Jim served on the Polk County School Board for years, finally giving that up before also giving up the hardware store. Many of us will miss Jim’s famous train whistle imitation, but he says he can still do the muted trumpet. You may still hear Jim online doing both, plus a bit more, here:

I don’t remember anything else on that block except the Sinclair Service Station that has most recently become the St. Luke’s Plaza, Tucker’s Shoe Repair shop, and Andrews Furniture Company. A. J. Cowan’s Rock Grill and the Lily Flower Shoppe/Tryon Fuel Supply were across the street, nestled under the Southern Railway tracks.

My grandfather, T. A. Rippy, built the Sinclair station mid-30s for my Uncle Ethan, and my Dad helped with the construction. By the time I was a teen, Uncle Ethan had moved on, and the gas station had become the Trailways Bus Station. It housed many enterprises over the years, including St. Luke’s Hospital’s Thrift Store before the Town of Tryon did the extensive remodeling into the plaza there today.

A Tucker family operated a thriving shoe repair business north of Cowan’s; their building may have been lost to the parking lot. R.O. Andrews owned a fine furniture store where St. Luke’s Thrift Store is now; the late R. B. Scruggs bought out Andrews and sold more fine furniture there for years.

The Rock Grill was demolished some years ago; I have wondered whether those rocks were used to build the stairs and clock tower that are near its former location. Tom Costa owned the Tryon Fuel Supply and Mrs. Costa’s Lily Flower Shoppe that was in those brick buildings c.1940. He also built the rock dwelling that later became Stonehedge; the late John Vollmer and my Dad worked on the original landscaping.

The ill-conceived routing of I-26 up Miller Mountain resulted in mud slides (too much mica in the dirt) that washed all the construction down the mountain and filled Costa’s lake, re-routed creeks, and generally made a big mess of things in the 80s.

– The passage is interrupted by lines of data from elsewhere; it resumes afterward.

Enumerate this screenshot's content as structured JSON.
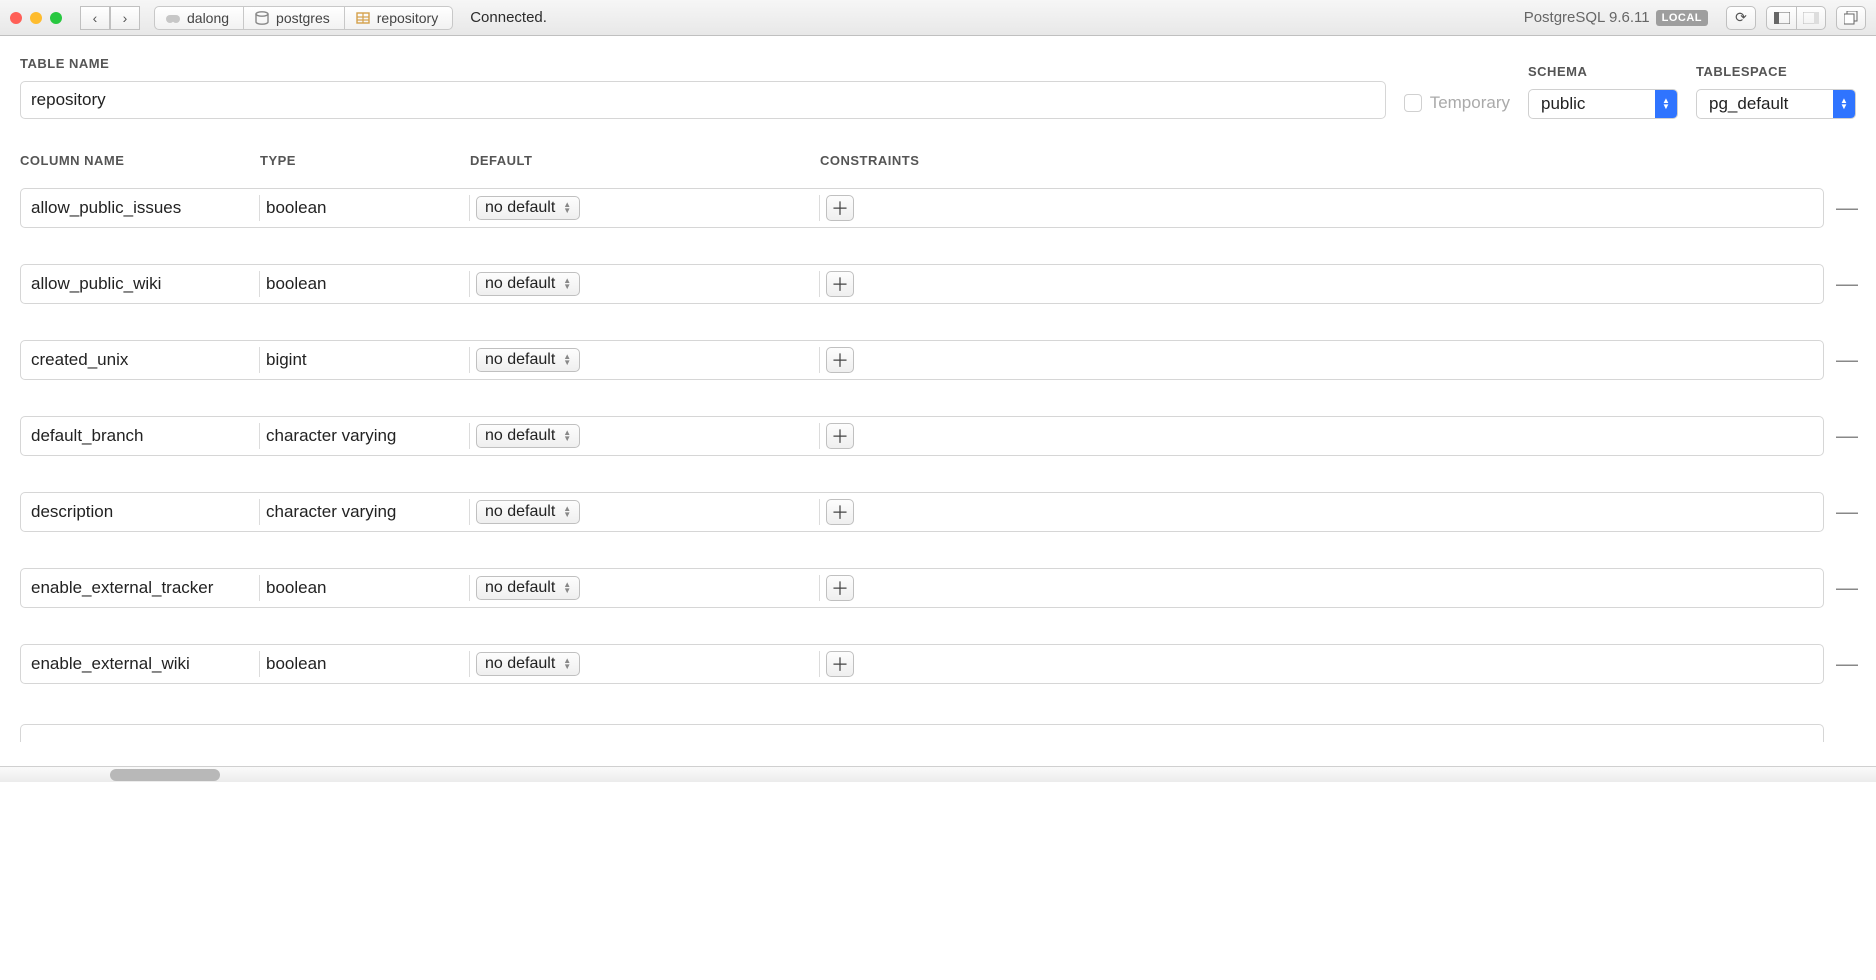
{
  "toolbar": {
    "breadcrumb": [
      {
        "label": "dalong",
        "icon": "elephant"
      },
      {
        "label": "postgres",
        "icon": "database"
      },
      {
        "label": "repository",
        "icon": "table"
      }
    ],
    "status": "Connected.",
    "db_version": "PostgreSQL 9.6.11",
    "local_badge": "LOCAL"
  },
  "labels": {
    "table_name": "TABLE NAME",
    "schema": "SCHEMA",
    "tablespace": "TABLESPACE",
    "temporary": "Temporary",
    "column_name": "COLUMN NAME",
    "type": "TYPE",
    "default": "DEFAULT",
    "constraints": "CONSTRAINTS"
  },
  "form": {
    "table_name_value": "repository",
    "schema_value": "public",
    "tablespace_value": "pg_default"
  },
  "default_label": "no default",
  "columns": [
    {
      "name": "allow_public_issues",
      "type": "boolean"
    },
    {
      "name": "allow_public_wiki",
      "type": "boolean"
    },
    {
      "name": "created_unix",
      "type": "bigint"
    },
    {
      "name": "default_branch",
      "type": "character varying"
    },
    {
      "name": "description",
      "type": "character varying"
    },
    {
      "name": "enable_external_tracker",
      "type": "boolean"
    },
    {
      "name": "enable_external_wiki",
      "type": "boolean"
    }
  ]
}
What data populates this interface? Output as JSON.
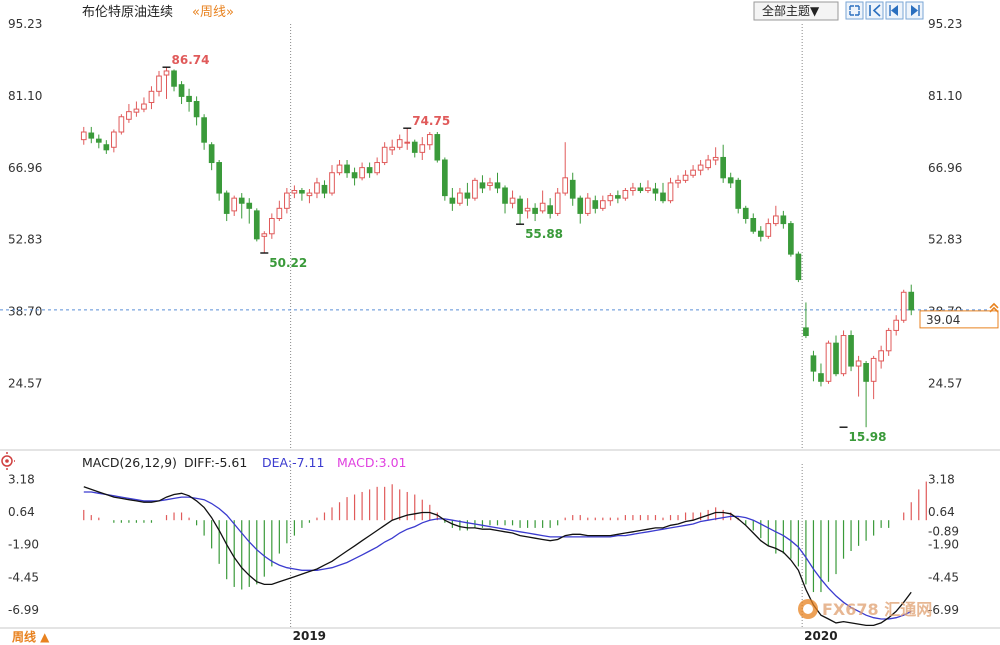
{
  "title": "布伦特原油连续",
  "period_link": "«周线»",
  "theme_button": "全部主题▼",
  "toolbar_icons": [
    "fullscreen-icon",
    "first-icon",
    "prev-icon",
    "next-icon"
  ],
  "bottom_period": "周线 ▲",
  "last_price_label": "39.04",
  "x_labels": [
    "2019",
    "2020"
  ],
  "watermark": "FX678 汇通网",
  "colors": {
    "up": "#e05a5a",
    "down": "#3a9a3a",
    "diff": "#111111",
    "dea": "#3b3bcf",
    "macd_text": "#e040e0",
    "accent": "#e8821f",
    "priceline": "#5a8fd8"
  },
  "macd_legend": {
    "name": "MACD(26,12,9)",
    "diff": "DIFF:-5.61",
    "dea": "DEA:-7.11",
    "macd": "MACD:3.01",
    "current_label": "-0.89"
  },
  "chart_data": [
    {
      "type": "candlestick",
      "title": "布伦特原油连续",
      "y_ticks": [
        95.23,
        81.1,
        66.96,
        52.83,
        38.7,
        24.57
      ],
      "ylim": [
        11.5,
        95.23
      ],
      "current_price": 39.04,
      "annotations": [
        {
          "label": "86.74",
          "value": 86.74,
          "index": 11,
          "kind": "high"
        },
        {
          "label": "50.22",
          "value": 50.22,
          "index": 24,
          "kind": "low"
        },
        {
          "label": "74.75",
          "value": 74.75,
          "index": 43,
          "kind": "high"
        },
        {
          "label": "55.88",
          "value": 55.88,
          "index": 58,
          "kind": "low"
        },
        {
          "label": "15.98",
          "value": 15.98,
          "index": 101,
          "kind": "low"
        }
      ],
      "candles": [
        [
          72.5,
          74.0,
          75.0,
          71.5
        ],
        [
          73.8,
          72.8,
          75.0,
          71.8
        ],
        [
          72.6,
          72.0,
          73.5,
          70.8
        ],
        [
          71.5,
          70.5,
          72.4,
          69.7
        ],
        [
          71.0,
          74.0,
          74.5,
          70.0
        ],
        [
          74.0,
          77.0,
          77.5,
          73.5
        ],
        [
          76.5,
          78.0,
          79.5,
          75.8
        ],
        [
          77.9,
          78.5,
          80.0,
          77.0
        ],
        [
          78.5,
          79.5,
          80.8,
          77.9
        ],
        [
          79.8,
          82.0,
          83.0,
          78.5
        ],
        [
          82.0,
          85.0,
          86.0,
          81.0
        ],
        [
          85.2,
          86.0,
          86.74,
          80.5
        ],
        [
          86.0,
          83.0,
          86.3,
          82.0
        ],
        [
          83.3,
          81.0,
          84.0,
          79.5
        ],
        [
          81.0,
          80.0,
          82.5,
          78.0
        ],
        [
          80.0,
          77.0,
          81.0,
          75.3
        ],
        [
          76.8,
          72.0,
          77.5,
          70.5
        ],
        [
          71.5,
          68.0,
          72.0,
          66.5
        ],
        [
          68.0,
          62.0,
          68.5,
          60.5
        ],
        [
          62.0,
          58.0,
          62.5,
          56.5
        ],
        [
          58.5,
          61.0,
          61.5,
          57.5
        ],
        [
          61.0,
          60.0,
          62.0,
          57.0
        ],
        [
          60.0,
          59.0,
          61.0,
          56.0
        ],
        [
          58.5,
          53.0,
          59.0,
          52.5
        ],
        [
          53.5,
          54.0,
          54.5,
          50.22
        ],
        [
          54.0,
          57.0,
          58.0,
          53.0
        ],
        [
          57.0,
          59.0,
          60.5,
          56.5
        ],
        [
          59.0,
          62.0,
          63.0,
          58.0
        ],
        [
          62.0,
          62.5,
          63.5,
          61.0
        ],
        [
          62.5,
          62.0,
          63.0,
          60.5
        ],
        [
          61.5,
          62.0,
          62.8,
          60.0
        ],
        [
          62.0,
          64.0,
          65.0,
          61.0
        ],
        [
          63.5,
          62.0,
          64.5,
          61.0
        ],
        [
          62.0,
          66.0,
          67.5,
          61.5
        ],
        [
          66.0,
          67.5,
          68.5,
          65.5
        ],
        [
          67.5,
          66.0,
          68.5,
          65.0
        ],
        [
          66.0,
          65.0,
          67.0,
          63.5
        ],
        [
          65.0,
          67.0,
          68.0,
          64.5
        ],
        [
          67.0,
          66.0,
          68.0,
          65.0
        ],
        [
          66.0,
          68.0,
          69.0,
          65.5
        ],
        [
          68.0,
          71.0,
          72.0,
          67.5
        ],
        [
          70.5,
          71.0,
          72.5,
          69.5
        ],
        [
          71.0,
          72.5,
          73.5,
          70.5
        ],
        [
          72.0,
          72.0,
          74.75,
          70.5
        ],
        [
          72.0,
          70.0,
          72.5,
          69.0
        ],
        [
          70.0,
          71.5,
          73.0,
          68.5
        ],
        [
          71.5,
          73.5,
          74.0,
          70.5
        ],
        [
          73.5,
          68.5,
          74.0,
          68.0
        ],
        [
          68.5,
          61.5,
          69.0,
          60.5
        ],
        [
          61.0,
          60.0,
          63.0,
          58.5
        ],
        [
          60.0,
          62.0,
          63.0,
          59.5
        ],
        [
          62.0,
          61.0,
          64.0,
          59.5
        ],
        [
          61.0,
          64.5,
          65.0,
          60.5
        ],
        [
          64.0,
          63.0,
          65.5,
          62.0
        ],
        [
          63.5,
          64.0,
          65.0,
          62.5
        ],
        [
          64.0,
          63.0,
          66.0,
          62.0
        ],
        [
          63.0,
          60.0,
          63.5,
          58.0
        ],
        [
          60.0,
          61.0,
          62.5,
          59.0
        ],
        [
          60.8,
          58.0,
          61.5,
          55.88
        ],
        [
          58.5,
          59.0,
          61.0,
          57.0
        ],
        [
          59.0,
          58.0,
          60.0,
          56.5
        ],
        [
          58.5,
          60.0,
          62.5,
          58.0
        ],
        [
          59.5,
          58.0,
          61.0,
          57.0
        ],
        [
          58.0,
          62.0,
          63.0,
          57.5
        ],
        [
          62.0,
          65.0,
          72.0,
          61.5
        ],
        [
          64.5,
          61.0,
          66.0,
          59.5
        ],
        [
          61.0,
          58.0,
          61.5,
          56.0
        ],
        [
          58.0,
          61.0,
          62.0,
          57.5
        ],
        [
          60.5,
          59.0,
          61.5,
          58.0
        ],
        [
          59.0,
          60.5,
          61.5,
          58.5
        ],
        [
          60.5,
          61.5,
          62.0,
          59.5
        ],
        [
          61.5,
          61.0,
          62.5,
          60.0
        ],
        [
          61.0,
          62.5,
          63.0,
          60.5
        ],
        [
          62.5,
          63.0,
          64.0,
          61.5
        ],
        [
          63.0,
          62.5,
          64.0,
          62.0
        ],
        [
          62.5,
          63.0,
          64.5,
          62.0
        ],
        [
          62.8,
          62.0,
          64.0,
          60.5
        ],
        [
          62.0,
          60.5,
          64.0,
          60.0
        ],
        [
          60.5,
          64.0,
          65.0,
          60.0
        ],
        [
          64.0,
          64.5,
          65.5,
          63.0
        ],
        [
          64.5,
          65.5,
          66.5,
          64.0
        ],
        [
          65.5,
          66.5,
          67.5,
          65.0
        ],
        [
          66.5,
          67.5,
          68.5,
          65.5
        ],
        [
          67.0,
          68.5,
          69.5,
          66.5
        ],
        [
          68.5,
          69.0,
          71.0,
          67.5
        ],
        [
          69.0,
          65.0,
          71.5,
          64.0
        ],
        [
          65.0,
          64.0,
          66.0,
          63.0
        ],
        [
          64.5,
          59.0,
          65.0,
          58.0
        ],
        [
          59.0,
          57.0,
          59.5,
          56.0
        ],
        [
          57.0,
          54.5,
          58.0,
          54.0
        ],
        [
          54.5,
          53.5,
          55.5,
          52.5
        ],
        [
          53.5,
          56.0,
          57.0,
          53.0
        ],
        [
          56.0,
          57.5,
          59.5,
          55.5
        ],
        [
          57.5,
          56.0,
          58.5,
          55.0
        ],
        [
          56.0,
          50.0,
          56.5,
          49.5
        ],
        [
          50.0,
          45.0,
          50.5,
          44.5
        ],
        [
          35.5,
          34.0,
          40.5,
          33.5
        ],
        [
          30.0,
          27.0,
          31.0,
          25.0
        ],
        [
          26.5,
          25.0,
          28.5,
          24.0
        ],
        [
          25.0,
          32.5,
          33.0,
          24.5
        ],
        [
          32.5,
          26.5,
          34.0,
          26.0
        ],
        [
          26.5,
          34.0,
          35.0,
          26.0
        ],
        [
          34.0,
          28.0,
          35.0,
          27.0
        ],
        [
          28.0,
          29.0,
          30.0,
          22.0
        ],
        [
          28.5,
          25.0,
          29.0,
          15.98
        ],
        [
          25.0,
          29.5,
          30.0,
          21.5
        ],
        [
          29.0,
          31.0,
          32.0,
          27.5
        ],
        [
          31.0,
          35.0,
          35.5,
          30.0
        ],
        [
          35.0,
          37.0,
          38.0,
          34.0
        ],
        [
          37.0,
          42.5,
          43.0,
          36.5
        ],
        [
          42.5,
          39.04,
          44.0,
          38.0
        ]
      ]
    },
    {
      "type": "macd",
      "title": "MACD(26,12,9)",
      "y_ticks": [
        3.18,
        0.64,
        -1.9,
        -4.45,
        -6.99
      ],
      "ylim": [
        -8.4,
        3.6
      ],
      "series": [
        {
          "name": "DIFF",
          "values": [
            2.6,
            2.4,
            2.2,
            2.0,
            1.8,
            1.7,
            1.6,
            1.5,
            1.4,
            1.4,
            1.5,
            1.8,
            2.0,
            2.1,
            1.9,
            1.5,
            1.0,
            0.2,
            -0.8,
            -1.9,
            -2.9,
            -3.7,
            -4.3,
            -4.8,
            -5.0,
            -5.0,
            -4.8,
            -4.6,
            -4.4,
            -4.2,
            -4.0,
            -3.8,
            -3.5,
            -3.2,
            -2.8,
            -2.4,
            -2.0,
            -1.6,
            -1.2,
            -0.8,
            -0.4,
            0.0,
            0.2,
            0.4,
            0.5,
            0.6,
            0.6,
            0.4,
            0.0,
            -0.3,
            -0.5,
            -0.6,
            -0.6,
            -0.7,
            -0.7,
            -0.8,
            -0.9,
            -1.0,
            -1.2,
            -1.3,
            -1.4,
            -1.5,
            -1.6,
            -1.5,
            -1.2,
            -1.1,
            -1.1,
            -1.2,
            -1.2,
            -1.2,
            -1.2,
            -1.1,
            -1.0,
            -0.9,
            -0.8,
            -0.7,
            -0.6,
            -0.6,
            -0.4,
            -0.3,
            -0.1,
            0.0,
            0.2,
            0.4,
            0.6,
            0.6,
            0.5,
            0.1,
            -0.4,
            -1.0,
            -1.6,
            -2.0,
            -2.2,
            -2.5,
            -3.1,
            -3.9,
            -5.4,
            -6.6,
            -7.4,
            -7.7,
            -8.0,
            -7.9,
            -8.0,
            -8.1,
            -8.2,
            -8.2,
            -8.0,
            -7.6,
            -7.1,
            -6.4,
            -5.61
          ]
        },
        {
          "name": "DEA",
          "values": [
            2.2,
            2.2,
            2.1,
            2.0,
            1.9,
            1.8,
            1.7,
            1.6,
            1.5,
            1.5,
            1.5,
            1.6,
            1.7,
            1.8,
            1.8,
            1.7,
            1.6,
            1.3,
            0.9,
            0.4,
            -0.3,
            -1.0,
            -1.7,
            -2.3,
            -2.8,
            -3.2,
            -3.5,
            -3.7,
            -3.8,
            -3.9,
            -3.9,
            -3.9,
            -3.8,
            -3.7,
            -3.5,
            -3.3,
            -3.0,
            -2.7,
            -2.4,
            -2.1,
            -1.7,
            -1.4,
            -1.0,
            -0.7,
            -0.5,
            -0.2,
            0.0,
            0.1,
            0.1,
            0.0,
            -0.1,
            -0.2,
            -0.3,
            -0.4,
            -0.5,
            -0.6,
            -0.7,
            -0.8,
            -0.9,
            -1.0,
            -1.1,
            -1.2,
            -1.3,
            -1.3,
            -1.3,
            -1.3,
            -1.3,
            -1.3,
            -1.3,
            -1.3,
            -1.3,
            -1.2,
            -1.2,
            -1.1,
            -1.0,
            -0.9,
            -0.8,
            -0.7,
            -0.6,
            -0.5,
            -0.4,
            -0.3,
            -0.1,
            0.0,
            0.1,
            0.2,
            0.3,
            0.3,
            0.2,
            0.0,
            -0.3,
            -0.6,
            -0.9,
            -1.2,
            -1.6,
            -2.1,
            -2.9,
            -3.8,
            -4.6,
            -5.3,
            -5.9,
            -6.4,
            -6.8,
            -7.1,
            -7.4,
            -7.6,
            -7.7,
            -7.7,
            -7.6,
            -7.4,
            -7.11
          ]
        },
        {
          "name": "MACD",
          "values": [
            0.8,
            0.4,
            0.2,
            0.0,
            -0.2,
            -0.2,
            -0.2,
            -0.2,
            -0.2,
            -0.2,
            0.0,
            0.4,
            0.6,
            0.6,
            0.2,
            -0.4,
            -1.2,
            -2.2,
            -3.4,
            -4.6,
            -5.2,
            -5.4,
            -5.2,
            -5.0,
            -4.4,
            -3.6,
            -2.6,
            -1.8,
            -1.2,
            -0.6,
            -0.2,
            0.2,
            0.6,
            1.0,
            1.4,
            1.8,
            2.0,
            2.2,
            2.4,
            2.6,
            2.6,
            2.8,
            2.4,
            2.2,
            2.0,
            1.6,
            1.2,
            0.6,
            -0.2,
            -0.6,
            -0.8,
            -0.8,
            -0.6,
            -0.6,
            -0.4,
            -0.4,
            -0.4,
            -0.4,
            -0.6,
            -0.6,
            -0.6,
            -0.6,
            -0.6,
            -0.4,
            0.2,
            0.4,
            0.4,
            0.2,
            0.2,
            0.2,
            0.2,
            0.2,
            0.4,
            0.4,
            0.4,
            0.4,
            0.4,
            0.2,
            0.4,
            0.4,
            0.6,
            0.6,
            0.6,
            0.8,
            1.0,
            0.8,
            0.6,
            0.2,
            -0.4,
            -0.8,
            -1.4,
            -2.0,
            -2.6,
            -2.6,
            -3.0,
            -3.6,
            -5.0,
            -5.6,
            -5.6,
            -4.8,
            -4.2,
            -3.0,
            -2.4,
            -2.0,
            -1.6,
            -1.2,
            -0.6,
            -0.6,
            0.0,
            0.6,
            1.4,
            2.4,
            3.01
          ]
        }
      ]
    }
  ]
}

With all the money gone and still no road, all traffic was routed up US176 while the engineers tried to figure out how to save the Interstate. I am glad that I was living in Virginia then!